Since the Great Recession, the mortgage landscape has experienced sweeping changes to ensure consumers are protected against what led to the recession. In 2010, legislation passed the Dodd-Frank Wall Street Reform and Consumer Protection Act, implementing the biggest changes to the mortgage industry since the 1930s.
This August, change is coming once again.
This change comes in the form of the Integrated Truth in Lending and Real Estate Settlement Procedures Act disclosures (TRID). With this new regulation, consumers will be provided with easier-to-understand disclosures. But as with other parts of the Dodd-Frank Act, there will be unforeseen consequences.
The Dodd-Frank Act, which introduced Ability to Repay and Qualified Mortgage Standards, was a noble concept with unintended side effects. Qualified Mortgage forced lenders to adhere to certain costs that cause some qualified buyers with low down payments on smaller homes to lose options, or not get a loan because their mortgage could not meet the qualified mortgage definition. The Ability to Repay has also eliminated some qualified buyers based on new rules on how types of income can be classified while also eliminating some income sources from consideration in their ability to pay.
TRID essentially makes two changes to the existing mortgage process. One change is that TRID requires consumers be given enhanced good faith estimates, which list the costs a customer can expect to incur for their loan. They detail the interest rate, loan payment and cost of credit expressed as the annual percentage rate. These new forms improve on the current forms, which are difficult to follow for both consumers and mortgage industry professionals.
The Consumer Financial Protection Bureau, the independent government agency responsible for consumer protection in the credit marketplace, has undertaken comprehensive consumer testing to make the good-faith-estimate language more understandable. The revised forms list loan terms, payments and closing costs front and center, and in plain language. Lenders are required to quote fees more accurately than before. Both these facets of the new regulations are good for the consumer.
But, it’s the second change that could cause problems.
A new Closing Disclosure form, replacing the old Final Truth in Lending and HUD-1 forms, will be part of the process. The Closing Disclosure form gives consumers information about the loan terms and closing cost, and compares the cost in the loan estimate with the final cost. The potential sticking point concerns time frame.
The customer is required to get the form at least three days before the loan can be closed. If changes are made to the documents that affect the loan program, prepayment or annual percentage rate, the customer must get a new disclosure and the three-day wait cycle starts again.
It’s possible that these changes to timing could affect both buyers and sellers in common real estate transactions. Adding a minimum three-day delay may confuse consumers who’ve already agreed to the change causing the delay. Then there are increased costs the new regulation will bring to the transaction.
In a recent Fannie Mae survey, mortgage lenders reported increased compliance costs of nearly 30 percent compared with the previous year.
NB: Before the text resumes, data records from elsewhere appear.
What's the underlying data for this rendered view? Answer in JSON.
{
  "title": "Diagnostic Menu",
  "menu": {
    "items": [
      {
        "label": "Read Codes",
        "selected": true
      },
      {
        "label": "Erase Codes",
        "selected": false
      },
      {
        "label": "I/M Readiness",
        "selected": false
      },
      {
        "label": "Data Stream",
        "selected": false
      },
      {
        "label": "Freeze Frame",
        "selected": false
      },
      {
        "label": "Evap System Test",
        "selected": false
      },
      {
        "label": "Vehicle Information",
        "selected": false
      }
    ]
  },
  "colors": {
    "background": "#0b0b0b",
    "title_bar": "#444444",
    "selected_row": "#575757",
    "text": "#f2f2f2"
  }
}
Those costs will be passed to the consumer, putting up another barrier to consumers’ ability to complete the mortgage process.
Streamlined information flow is good for the industry, and most everyone agrees that the intent of the new Closing Disclosure provision is a good thing. Adding a provision that throws off the critical timing of closing on and moving into a home isn’t good for mortgage lenders or consumers. Increasing the costs for everyone concerned has potential to put some lenders out of business, and some qualified customers out of the housing market.
The goal of mortgage lenders is putting people together with homes. As that process becomes more time intensive with the risk of critical deadlines being missed, there will be consequences for both lenders and consumers, which is why lenders must prepare themselves and their clients for these potential setbacks.